-- Problem statement --
How many of the lines in the material below contain the word "JSON"? Give the number alone.

-- Data to use --
-- -- --
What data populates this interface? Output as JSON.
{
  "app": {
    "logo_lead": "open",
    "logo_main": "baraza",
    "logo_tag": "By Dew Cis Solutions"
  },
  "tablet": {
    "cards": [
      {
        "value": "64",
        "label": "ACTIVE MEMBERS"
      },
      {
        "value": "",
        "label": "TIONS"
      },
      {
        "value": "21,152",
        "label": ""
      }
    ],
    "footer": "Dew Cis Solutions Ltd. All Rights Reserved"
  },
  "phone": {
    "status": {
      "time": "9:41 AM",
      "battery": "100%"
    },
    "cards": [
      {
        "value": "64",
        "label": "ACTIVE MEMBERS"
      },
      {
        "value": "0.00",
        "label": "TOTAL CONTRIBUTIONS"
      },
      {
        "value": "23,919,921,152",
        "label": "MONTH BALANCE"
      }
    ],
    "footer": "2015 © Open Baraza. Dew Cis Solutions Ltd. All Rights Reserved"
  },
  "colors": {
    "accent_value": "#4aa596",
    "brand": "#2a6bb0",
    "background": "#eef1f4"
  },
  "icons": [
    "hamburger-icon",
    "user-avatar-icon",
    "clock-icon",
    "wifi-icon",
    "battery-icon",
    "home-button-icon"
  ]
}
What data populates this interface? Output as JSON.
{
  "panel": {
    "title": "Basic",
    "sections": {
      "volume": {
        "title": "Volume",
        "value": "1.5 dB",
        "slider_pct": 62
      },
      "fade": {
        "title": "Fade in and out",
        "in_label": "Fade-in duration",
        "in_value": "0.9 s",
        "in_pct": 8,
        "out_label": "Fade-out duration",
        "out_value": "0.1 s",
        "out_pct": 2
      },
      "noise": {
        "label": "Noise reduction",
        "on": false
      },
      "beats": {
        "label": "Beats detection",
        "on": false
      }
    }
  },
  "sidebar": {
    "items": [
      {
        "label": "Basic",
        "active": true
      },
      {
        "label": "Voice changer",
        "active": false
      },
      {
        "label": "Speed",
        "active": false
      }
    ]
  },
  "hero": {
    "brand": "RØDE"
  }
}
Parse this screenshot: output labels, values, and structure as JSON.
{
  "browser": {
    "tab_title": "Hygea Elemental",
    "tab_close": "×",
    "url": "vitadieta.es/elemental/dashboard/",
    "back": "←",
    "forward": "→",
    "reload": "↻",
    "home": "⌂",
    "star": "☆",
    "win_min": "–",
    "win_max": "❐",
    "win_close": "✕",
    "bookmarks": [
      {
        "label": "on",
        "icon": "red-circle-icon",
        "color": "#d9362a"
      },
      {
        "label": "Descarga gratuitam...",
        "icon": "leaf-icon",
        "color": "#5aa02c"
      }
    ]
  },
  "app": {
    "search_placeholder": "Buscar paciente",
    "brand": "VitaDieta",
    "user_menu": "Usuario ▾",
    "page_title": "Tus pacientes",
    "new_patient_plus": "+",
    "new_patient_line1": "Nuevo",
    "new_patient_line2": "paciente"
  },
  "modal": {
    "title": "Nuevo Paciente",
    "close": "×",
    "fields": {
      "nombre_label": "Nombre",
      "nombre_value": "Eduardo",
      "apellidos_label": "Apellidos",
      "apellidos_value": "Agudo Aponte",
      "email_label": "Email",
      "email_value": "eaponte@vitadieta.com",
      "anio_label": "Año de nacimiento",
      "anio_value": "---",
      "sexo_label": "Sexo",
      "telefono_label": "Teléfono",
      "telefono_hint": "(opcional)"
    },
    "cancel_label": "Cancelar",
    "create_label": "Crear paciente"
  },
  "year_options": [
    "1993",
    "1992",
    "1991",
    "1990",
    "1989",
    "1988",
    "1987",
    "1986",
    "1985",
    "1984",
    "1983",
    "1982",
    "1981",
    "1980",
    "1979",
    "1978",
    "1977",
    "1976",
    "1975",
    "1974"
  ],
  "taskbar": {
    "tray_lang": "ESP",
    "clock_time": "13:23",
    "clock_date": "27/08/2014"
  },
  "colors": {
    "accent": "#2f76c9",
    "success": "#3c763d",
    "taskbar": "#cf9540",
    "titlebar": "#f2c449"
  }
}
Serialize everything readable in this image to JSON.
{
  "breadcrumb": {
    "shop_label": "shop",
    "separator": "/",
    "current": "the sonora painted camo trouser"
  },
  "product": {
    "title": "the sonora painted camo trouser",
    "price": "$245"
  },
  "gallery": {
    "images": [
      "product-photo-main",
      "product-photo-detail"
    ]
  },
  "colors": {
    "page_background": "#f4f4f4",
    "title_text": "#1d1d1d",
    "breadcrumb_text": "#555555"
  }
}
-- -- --
-- Expected output --
4